MATERIALS PROVIDED.
★ ★ ★ ★ ★

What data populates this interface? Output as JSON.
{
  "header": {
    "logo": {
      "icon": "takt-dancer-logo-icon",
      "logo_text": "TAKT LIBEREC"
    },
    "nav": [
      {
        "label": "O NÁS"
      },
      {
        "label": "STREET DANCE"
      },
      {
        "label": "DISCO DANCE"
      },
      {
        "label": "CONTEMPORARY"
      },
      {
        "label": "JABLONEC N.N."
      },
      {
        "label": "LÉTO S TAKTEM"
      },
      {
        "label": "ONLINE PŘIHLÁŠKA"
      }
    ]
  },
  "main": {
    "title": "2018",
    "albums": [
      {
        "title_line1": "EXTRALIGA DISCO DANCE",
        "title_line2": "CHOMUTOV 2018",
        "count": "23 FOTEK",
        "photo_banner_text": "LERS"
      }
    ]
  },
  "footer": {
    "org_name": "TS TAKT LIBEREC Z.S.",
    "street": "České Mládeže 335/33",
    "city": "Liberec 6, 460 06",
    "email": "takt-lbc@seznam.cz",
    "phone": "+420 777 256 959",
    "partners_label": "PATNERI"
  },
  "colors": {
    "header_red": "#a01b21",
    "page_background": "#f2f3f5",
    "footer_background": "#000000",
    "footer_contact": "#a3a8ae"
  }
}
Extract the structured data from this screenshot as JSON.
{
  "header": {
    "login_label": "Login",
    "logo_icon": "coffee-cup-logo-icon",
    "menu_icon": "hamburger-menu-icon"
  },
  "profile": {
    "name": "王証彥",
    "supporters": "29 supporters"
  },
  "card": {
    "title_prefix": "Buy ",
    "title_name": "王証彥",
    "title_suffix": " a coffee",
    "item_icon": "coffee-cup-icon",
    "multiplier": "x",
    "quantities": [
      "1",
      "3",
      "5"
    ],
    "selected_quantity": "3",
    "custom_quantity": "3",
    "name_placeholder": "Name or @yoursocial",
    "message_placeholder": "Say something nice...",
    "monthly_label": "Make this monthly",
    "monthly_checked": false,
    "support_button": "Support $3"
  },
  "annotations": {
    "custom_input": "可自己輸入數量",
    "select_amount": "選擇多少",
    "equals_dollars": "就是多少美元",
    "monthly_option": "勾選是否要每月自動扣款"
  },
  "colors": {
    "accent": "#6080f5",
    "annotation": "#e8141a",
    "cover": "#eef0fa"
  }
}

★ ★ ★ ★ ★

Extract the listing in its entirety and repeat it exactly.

ANSWER SECTION.
What data populates this interface? Output as JSON.
{
  "header": {
    "logo": {
      "icon": "takt-dancer-logo-icon",
      "logo_text": "TAKT LIBEREC"
    },
    "nav": [
      {
        "label": "O NÁS"
      },
      {
        "label": "STREET DANCE"
      },
      {
        "label": "DISCO DANCE"
      },
      {
        "label": "CONTEMPORARY"
      },
      {
        "label": "JABLONEC N.N."
      },
      {
        "label": "LÉTO S TAKTEM"
      },
      {
        "label": "ONLINE PŘIHLÁŠKA"
      }
    ]
  },
  "main": {
    "title": "2018",
    "albums": [
      {
        "title_line1": "EXTRALIGA DISCO DANCE",
        "title_line2": "CHOMUTOV 2018",
        "count": "23 FOTEK",
        "photo_banner_text": "LERS"
      }
    ]
  },
  "footer": {
    "org_name": "TS TAKT LIBEREC Z.S.",
    "street": "České Mládeže 335/33",
    "city": "Liberec 6, 460 06",
    "email": "takt-lbc@seznam.cz",
    "phone": "+420 777 256 959",
    "partners_label": "PATNERI"
  },
  "colors": {
    "header_red": "#a01b21",
    "page_background": "#f2f3f5",
    "footer_background": "#000000",
    "footer_contact": "#a3a8ae"
  }
}
Extract the structured data from this screenshot as JSON.
{
  "header": {
    "login_label": "Login",
    "logo_icon": "coffee-cup-logo-icon",
    "menu_icon": "hamburger-menu-icon"
  },
  "profile": {
    "name": "王証彥",
    "supporters": "29 supporters"
  },
  "card": {
    "title_prefix": "Buy ",
    "title_name": "王証彥",
    "title_suffix": " a coffee",
    "item_icon": "coffee-cup-icon",
    "multiplier": "x",
    "quantities": [
      "1",
      "3",
      "5"
    ],
    "selected_quantity": "3",
    "custom_quantity": "3",
    "name_placeholder": "Name or @yoursocial",
    "message_placeholder": "Say something nice...",
    "monthly_label": "Make this monthly",
    "monthly_checked": false,
    "support_button": "Support $3"
  },
  "annotations": {
    "custom_input": "可自己輸入數量",
    "select_amount": "選擇多少",
    "equals_dollars": "就是多少美元",
    "monthly_option": "勾選是否要每月自動扣款"
  },
  "colors": {
    "accent": "#6080f5",
    "annotation": "#e8141a",
    "cover": "#eef0fa"
  }
}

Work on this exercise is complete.